Unspeakable power

“God is indeed pregnant with power and dread for the sake of his kingdom,” Bildad replied, “and no one can count his army of Watchers.

“How can you justify yourself at the judgment? God’s glory outshines the moon and stars, much more the virtues of mere mortals.”

Job laughed. “The Oracle has enlightened me in my idiocy. Thank you for your wise insight, Bildad. Tell me, how do you divine such great observations?”

After Job’s harsh rebuke, no one spoke. The tent flaps quivered gently as a mild breeze continued to pass through its rooms.

“I’m aware of God’s supremacy. The dead tremble at the judgment of the One who established his kingdom over the abyss and pierced the gliding dragon, Chaos. He commands frail clouds to maintain a firm grip on the heavy rains and hides his throne room somewhere deep inside. He tells the seas when to swell and where to halt. He orders the movement of the planets. The foundations of heaven have no pride because they know that they are made beautiful by his Spirit.

“This is but a glimmer of God.”

Inspiration: Job 25, 26

I’m innocent

“I’m complaining because my heart is bitter,” Job replied nearly in a whisper, “because my punishment is more than I deserve. More than I can bare.”

Job turned over slowly, wincing as he shifted his weight and rested on his side. Glints of lamplight flickered in the eyes of his accusers. Job sighed.

“I wish I knew where God was,” he said, a power growing behind his voice. “I’d approach his throne and reason with him. He’d tell me what he wants from me, and I would understand and comply. Instead of invoking terror, he’d sympathize with me. If I am honest, I can reason with him. My Judge is fair.

Eliphaz and Zophar looked at one another with unabashed disapproval on their faces. Perhaps they don’t really know God at all, Job thought. Perhaps they worshiped a god completely unknown to Job.

“I search in vain,” Job continued. “That’s my point. He’s nowhere to be found. He sees the intimate details of my life, but I can’t reach him. My only solace is that when he looks into the deepest recessed of my heart, he finds the pure gold of innocence in me.”

Job felt a sudden surge of energy traveling out through his limbs. Like a magic elixir, the rippling of new power numbed the pain from his sores and gave him relief. Job hoped it would last.

“I’ve been faithful to God’s way without deviation. I’ve enjoyed his commands more than fine morsels of food. For whatever reason, his mind is made up about me. How can I argue with him? No one can stop him from doing to me everything he planned to do, and I have a feeling it’s not over.

“Eliphaz, can you blame me for being so scared? Zophar? I’m blind against the darkness God has cloaked around me. Thick as smoke, I can’t see past it.”

Inspiration: Job 23

Parting ways
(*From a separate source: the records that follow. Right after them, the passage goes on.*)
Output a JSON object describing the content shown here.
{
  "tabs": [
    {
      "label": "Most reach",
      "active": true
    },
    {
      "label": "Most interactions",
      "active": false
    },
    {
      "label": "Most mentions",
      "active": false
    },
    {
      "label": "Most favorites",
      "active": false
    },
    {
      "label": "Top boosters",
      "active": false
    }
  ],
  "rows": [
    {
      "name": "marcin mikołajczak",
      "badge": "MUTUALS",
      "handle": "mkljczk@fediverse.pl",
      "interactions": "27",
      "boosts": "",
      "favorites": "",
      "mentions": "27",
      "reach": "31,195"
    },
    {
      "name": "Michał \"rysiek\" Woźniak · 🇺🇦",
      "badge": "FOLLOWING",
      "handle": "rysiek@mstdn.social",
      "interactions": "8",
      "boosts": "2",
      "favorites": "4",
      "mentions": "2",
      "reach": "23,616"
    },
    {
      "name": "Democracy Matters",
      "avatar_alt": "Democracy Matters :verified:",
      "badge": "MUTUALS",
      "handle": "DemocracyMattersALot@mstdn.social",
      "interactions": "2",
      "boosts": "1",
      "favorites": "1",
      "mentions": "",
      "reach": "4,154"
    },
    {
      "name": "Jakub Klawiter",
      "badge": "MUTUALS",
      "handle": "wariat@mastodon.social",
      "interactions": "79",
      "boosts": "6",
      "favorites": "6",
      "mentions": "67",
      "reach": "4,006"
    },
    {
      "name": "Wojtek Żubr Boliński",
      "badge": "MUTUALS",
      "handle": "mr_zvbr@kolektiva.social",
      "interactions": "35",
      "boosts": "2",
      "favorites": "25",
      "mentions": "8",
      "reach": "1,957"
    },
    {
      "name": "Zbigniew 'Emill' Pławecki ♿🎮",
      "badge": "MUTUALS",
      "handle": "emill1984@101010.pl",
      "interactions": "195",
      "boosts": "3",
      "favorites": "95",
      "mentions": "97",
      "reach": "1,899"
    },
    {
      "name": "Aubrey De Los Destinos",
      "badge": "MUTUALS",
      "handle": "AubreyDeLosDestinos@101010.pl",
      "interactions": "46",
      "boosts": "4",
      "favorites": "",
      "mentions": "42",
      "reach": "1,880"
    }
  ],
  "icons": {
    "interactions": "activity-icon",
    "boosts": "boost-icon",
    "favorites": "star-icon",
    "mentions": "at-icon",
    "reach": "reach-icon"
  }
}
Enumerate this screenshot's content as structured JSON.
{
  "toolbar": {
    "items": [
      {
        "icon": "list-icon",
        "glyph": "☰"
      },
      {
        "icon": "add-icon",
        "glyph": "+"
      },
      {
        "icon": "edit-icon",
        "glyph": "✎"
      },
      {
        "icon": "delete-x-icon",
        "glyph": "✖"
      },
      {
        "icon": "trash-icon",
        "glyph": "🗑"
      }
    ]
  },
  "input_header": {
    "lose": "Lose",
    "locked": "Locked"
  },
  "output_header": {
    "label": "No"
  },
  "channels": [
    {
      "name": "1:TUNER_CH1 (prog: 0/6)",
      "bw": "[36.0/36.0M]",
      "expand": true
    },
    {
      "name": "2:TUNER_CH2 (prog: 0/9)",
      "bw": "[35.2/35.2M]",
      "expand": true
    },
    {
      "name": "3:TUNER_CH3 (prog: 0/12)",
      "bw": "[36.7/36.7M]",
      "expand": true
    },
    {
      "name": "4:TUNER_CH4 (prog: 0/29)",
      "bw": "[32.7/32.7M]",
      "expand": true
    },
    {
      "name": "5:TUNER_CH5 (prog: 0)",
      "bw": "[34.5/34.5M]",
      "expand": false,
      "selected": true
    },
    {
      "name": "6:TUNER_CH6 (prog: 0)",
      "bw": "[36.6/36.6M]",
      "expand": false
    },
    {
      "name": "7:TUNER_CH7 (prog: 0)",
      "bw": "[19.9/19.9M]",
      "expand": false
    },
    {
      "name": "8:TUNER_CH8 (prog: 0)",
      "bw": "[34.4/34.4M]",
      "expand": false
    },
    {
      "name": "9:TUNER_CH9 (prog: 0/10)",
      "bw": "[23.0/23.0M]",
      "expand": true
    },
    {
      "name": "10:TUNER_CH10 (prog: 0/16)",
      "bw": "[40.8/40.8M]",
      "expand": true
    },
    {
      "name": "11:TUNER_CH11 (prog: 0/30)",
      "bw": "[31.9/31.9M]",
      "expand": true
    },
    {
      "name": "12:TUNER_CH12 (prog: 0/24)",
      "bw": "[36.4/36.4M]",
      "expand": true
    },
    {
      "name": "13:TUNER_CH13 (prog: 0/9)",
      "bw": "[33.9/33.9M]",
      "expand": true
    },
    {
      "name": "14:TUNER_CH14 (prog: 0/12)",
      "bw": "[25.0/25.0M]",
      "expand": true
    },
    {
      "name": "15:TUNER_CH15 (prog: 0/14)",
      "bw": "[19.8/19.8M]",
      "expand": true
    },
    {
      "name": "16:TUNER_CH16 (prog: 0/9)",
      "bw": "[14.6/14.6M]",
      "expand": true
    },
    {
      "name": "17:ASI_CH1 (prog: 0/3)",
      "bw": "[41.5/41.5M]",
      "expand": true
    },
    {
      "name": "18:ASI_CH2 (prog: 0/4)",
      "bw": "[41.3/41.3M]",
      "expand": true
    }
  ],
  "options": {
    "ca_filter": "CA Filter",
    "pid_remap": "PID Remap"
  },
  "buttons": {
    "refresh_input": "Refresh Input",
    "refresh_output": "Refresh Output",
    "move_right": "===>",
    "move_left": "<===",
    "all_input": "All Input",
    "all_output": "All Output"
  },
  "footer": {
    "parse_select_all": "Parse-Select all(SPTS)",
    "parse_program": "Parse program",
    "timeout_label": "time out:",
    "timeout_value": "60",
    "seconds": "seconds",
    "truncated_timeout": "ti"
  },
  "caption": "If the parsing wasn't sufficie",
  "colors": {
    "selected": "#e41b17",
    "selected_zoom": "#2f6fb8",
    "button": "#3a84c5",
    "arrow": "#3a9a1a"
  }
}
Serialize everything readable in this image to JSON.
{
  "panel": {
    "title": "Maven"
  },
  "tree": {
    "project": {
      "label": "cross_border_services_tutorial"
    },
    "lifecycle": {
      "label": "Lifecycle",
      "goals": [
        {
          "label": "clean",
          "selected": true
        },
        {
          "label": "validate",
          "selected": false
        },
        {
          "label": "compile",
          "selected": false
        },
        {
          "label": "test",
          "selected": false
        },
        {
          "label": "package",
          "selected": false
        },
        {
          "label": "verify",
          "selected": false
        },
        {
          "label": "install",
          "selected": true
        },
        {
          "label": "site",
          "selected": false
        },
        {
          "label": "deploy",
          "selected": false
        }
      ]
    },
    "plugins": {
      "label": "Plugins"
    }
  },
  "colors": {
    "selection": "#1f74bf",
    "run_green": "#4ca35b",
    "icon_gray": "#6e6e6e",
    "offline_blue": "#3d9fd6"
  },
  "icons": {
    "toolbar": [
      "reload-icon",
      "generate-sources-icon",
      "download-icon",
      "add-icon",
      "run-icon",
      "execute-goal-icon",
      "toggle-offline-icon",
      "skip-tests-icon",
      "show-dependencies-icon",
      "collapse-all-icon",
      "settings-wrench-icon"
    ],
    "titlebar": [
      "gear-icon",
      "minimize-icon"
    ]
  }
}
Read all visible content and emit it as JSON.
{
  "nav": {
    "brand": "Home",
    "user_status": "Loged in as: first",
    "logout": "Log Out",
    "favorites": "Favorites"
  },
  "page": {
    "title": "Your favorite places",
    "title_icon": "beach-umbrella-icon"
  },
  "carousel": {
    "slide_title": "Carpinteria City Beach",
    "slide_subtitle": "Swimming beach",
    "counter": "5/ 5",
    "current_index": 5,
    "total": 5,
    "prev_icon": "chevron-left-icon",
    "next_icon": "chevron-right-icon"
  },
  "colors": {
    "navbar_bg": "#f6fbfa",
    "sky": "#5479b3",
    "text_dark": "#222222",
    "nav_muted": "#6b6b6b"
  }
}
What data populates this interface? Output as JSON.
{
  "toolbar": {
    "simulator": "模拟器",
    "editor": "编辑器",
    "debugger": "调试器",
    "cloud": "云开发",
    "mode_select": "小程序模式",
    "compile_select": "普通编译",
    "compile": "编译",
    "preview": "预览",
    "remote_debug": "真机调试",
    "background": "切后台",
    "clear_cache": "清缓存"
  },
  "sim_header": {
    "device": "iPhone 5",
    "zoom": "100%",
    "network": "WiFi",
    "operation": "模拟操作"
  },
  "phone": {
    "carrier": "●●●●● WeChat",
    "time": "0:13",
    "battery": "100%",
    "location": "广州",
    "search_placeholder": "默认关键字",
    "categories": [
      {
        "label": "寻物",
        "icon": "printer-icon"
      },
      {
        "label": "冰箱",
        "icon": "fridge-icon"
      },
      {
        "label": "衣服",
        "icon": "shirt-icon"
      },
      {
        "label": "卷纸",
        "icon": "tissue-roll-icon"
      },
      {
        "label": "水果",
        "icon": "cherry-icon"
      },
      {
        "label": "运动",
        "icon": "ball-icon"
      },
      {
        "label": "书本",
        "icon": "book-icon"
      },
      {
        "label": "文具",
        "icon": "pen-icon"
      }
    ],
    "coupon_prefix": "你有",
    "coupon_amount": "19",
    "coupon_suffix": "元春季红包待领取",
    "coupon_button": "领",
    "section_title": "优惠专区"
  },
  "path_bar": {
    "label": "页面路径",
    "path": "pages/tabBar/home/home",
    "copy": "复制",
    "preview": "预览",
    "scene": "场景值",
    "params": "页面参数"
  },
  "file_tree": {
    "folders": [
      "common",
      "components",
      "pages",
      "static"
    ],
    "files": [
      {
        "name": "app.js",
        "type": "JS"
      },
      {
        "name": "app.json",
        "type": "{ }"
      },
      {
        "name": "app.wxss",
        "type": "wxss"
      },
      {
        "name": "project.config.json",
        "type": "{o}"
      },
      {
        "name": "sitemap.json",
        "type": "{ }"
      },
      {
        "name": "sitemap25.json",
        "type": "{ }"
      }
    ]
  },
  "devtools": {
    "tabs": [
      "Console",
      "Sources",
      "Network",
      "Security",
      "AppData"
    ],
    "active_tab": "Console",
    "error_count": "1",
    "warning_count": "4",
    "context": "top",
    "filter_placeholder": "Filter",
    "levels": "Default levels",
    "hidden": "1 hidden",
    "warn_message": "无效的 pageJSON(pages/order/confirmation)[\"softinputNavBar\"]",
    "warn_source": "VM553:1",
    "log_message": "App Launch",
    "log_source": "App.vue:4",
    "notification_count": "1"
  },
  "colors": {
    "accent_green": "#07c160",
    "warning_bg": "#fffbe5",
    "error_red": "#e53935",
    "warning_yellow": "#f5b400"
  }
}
Abram now had an uncounted inventory of gold, silver, and livestock. He and Sarai, along with his nephew Lot resumed their circuit of travel, making their way back around to Shechem, where God first promised Abram he’d bring forth blessed nations from his family. The first altar he had built remained unblemished, so he conversed with God there in the evenings.

Lot was also getting wealthy, and soon the land couldn’t support both estates. The shepherds of both clans bickered more frequently, but when Lot’s herders started a turf war against the other, Abram intervened.

He met with his nephew by a creek one day. The smell of sun-soaked soil and rock was pleasant, and the water trickling over the pebbles altered their otherwise collectively foul mood. “Look,” Abram said, his jaw set,  “I’m not going to fight with you, and I’m certainly not going to allow our herders to go to blows. We’re all family here.”

Abram put an arm around Lot and gave him a quarter turn from where he stood. “Elevate your gaze, man. All this land is ours,” he said, making a sweeping gesture across the vast horizon. “Let’s agree that if you go east, I’ll go west. If you go west, I’ll go east.”

Lot looked around, his eyes narrowed. To the east, he saw the lush plains of Jordan, with her natural irrigation systems and cascading rivers, reminiscent of the fables of Eden.

“I’ll go east,” Lot said, biting his lip.

“And so it will be,” Abram concluded.

Lot spread his estate among the cities of the plains. He purchased property within the city limits of Sodom, a town known for its pride, laziness, and sexual appetite.

Abram moved westward, bringing his people and possessions to the beating heart of Canaan.

“Look up from the spot you’re standing on,” God said. “Look north, south, east, and west. These wide, open spaces will be yours forever.” And he promised, “I’ll make your children as numerous as the stars.”

The more he heard the promise, the more God added to it, and the more real it seemed. Abram settled down in Hebron at a place called Mamre Oaks where he built another altar to await the fruition of all that God had promised him.

Inspiration: Genesis 13